A key ‘pull’ factor is the imperative to attract, retain and engage talent. The central purpose of an ‘employee services’ or ‘business services’ function should be to provide employees with a service experience to match that offered to customers, to maximise engagement and productivity, throughout the employment lifecycle. Such a function would now lead in the interaction between the organisation and employee in areas that were formerly provided by HR, finance, IT etc. The core design principle is ‘what helps employees do a great job’, not what enables central functions to feel important. Why?
- It makes no sense for customers, internal or external, to deal with multiple disconnected departments – no-one would design such a system from scratch today.
- Intrinsic customer/employee loyalty to organisations must be earned – if a company wants good service from employees it must provide good support. The best people will go where the best employment experience is. Reputations will be won or lost on social media.
- Organisations that continue to manage their relationship with employees on a parent-child, take it or leave it basis will pay a significant cost in poor performance and poor talent attraction and retention. This is something all stakeholders, including investors, should be mindful of in assessing how organisational leaders perform.
In a digital age smart use of technology and analytics is a critical success factor. Emerging analytics tools offer unparalleled insights into external customer behaviour. The same degree of intelligent data collection, analysis and follow-through should be used to facilitate healthy internal relationships, as part of an employee-centric approach that builds mutual trust as well as enhancing performance and capability development. Employees now have a digital relationship with their organisation as well as a human one. Businesses need to become skilled in managing both types of relationship.

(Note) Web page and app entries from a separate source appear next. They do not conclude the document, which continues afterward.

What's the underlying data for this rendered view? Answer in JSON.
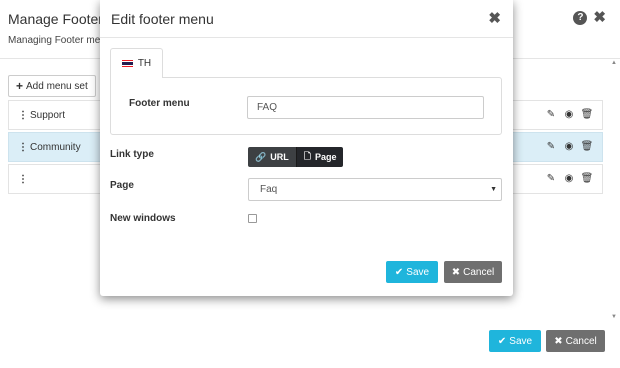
{
  "background": {
    "title": "Manage Footer m",
    "subtitle": "Managing Footer me",
    "help_icon": "?",
    "close_icon": "✖",
    "add_button": "Add menu set",
    "rows": [
      {
        "label": "Support",
        "active": false
      },
      {
        "label": "Community",
        "active": true
      },
      {
        "label": "",
        "active": false
      }
    ],
    "save_label": "Save",
    "cancel_label": "Cancel"
  },
  "modal": {
    "title": "Edit footer menu",
    "close_icon": "✖",
    "tab_label": "TH",
    "footer_menu_label": "Footer menu",
    "footer_menu_value": "FAQ",
    "link_type_label": "Link type",
    "link_type_options": [
      "URL",
      "Page"
    ],
    "link_type_selected": "Page",
    "page_label": "Page",
    "page_value": "Faq",
    "new_windows_label": "New windows",
    "new_windows_checked": false,
    "save_label": "Save",
    "cancel_label": "Cancel"
  },
  "colors": {
    "primary": "#1fb5dc",
    "secondary": "#6f6f6f",
    "active_row": "#dbeef7",
    "link_type_bg": "#3d4043"
  }
}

Moving towards a simple, binary structure of employee services and an ‘organisational effectiveness function’, applicable in small and large organisations, could signal the end of HR’s preoccupation with the ‘three-dimensional model’: business partners, centres of excellence and HR services.
Successful implementation requires a joint approach. First, managers: in meeting their responsibility for people and becoming genuine people leaders and developers. Achieving this should long have been an HR priority.
Second, central functions need to adapt to a new context, one where effectiveness and value for money are more important than retaining control. There may be no choice in this matter once CEOs and boards start demanding this change.
The shifts we have outlined will not happen overnight. They have started in some organisations but many others will struggle. The systems to support the transition are available now. The barriers lie in ‘traditional’ thinking and practices, and in capability. Our next two articles will help explain how to get ready.
Read an interview with Newall and Lambert in which they lay out their ideas. The next two articles will be in the January and February issues of HR magazine.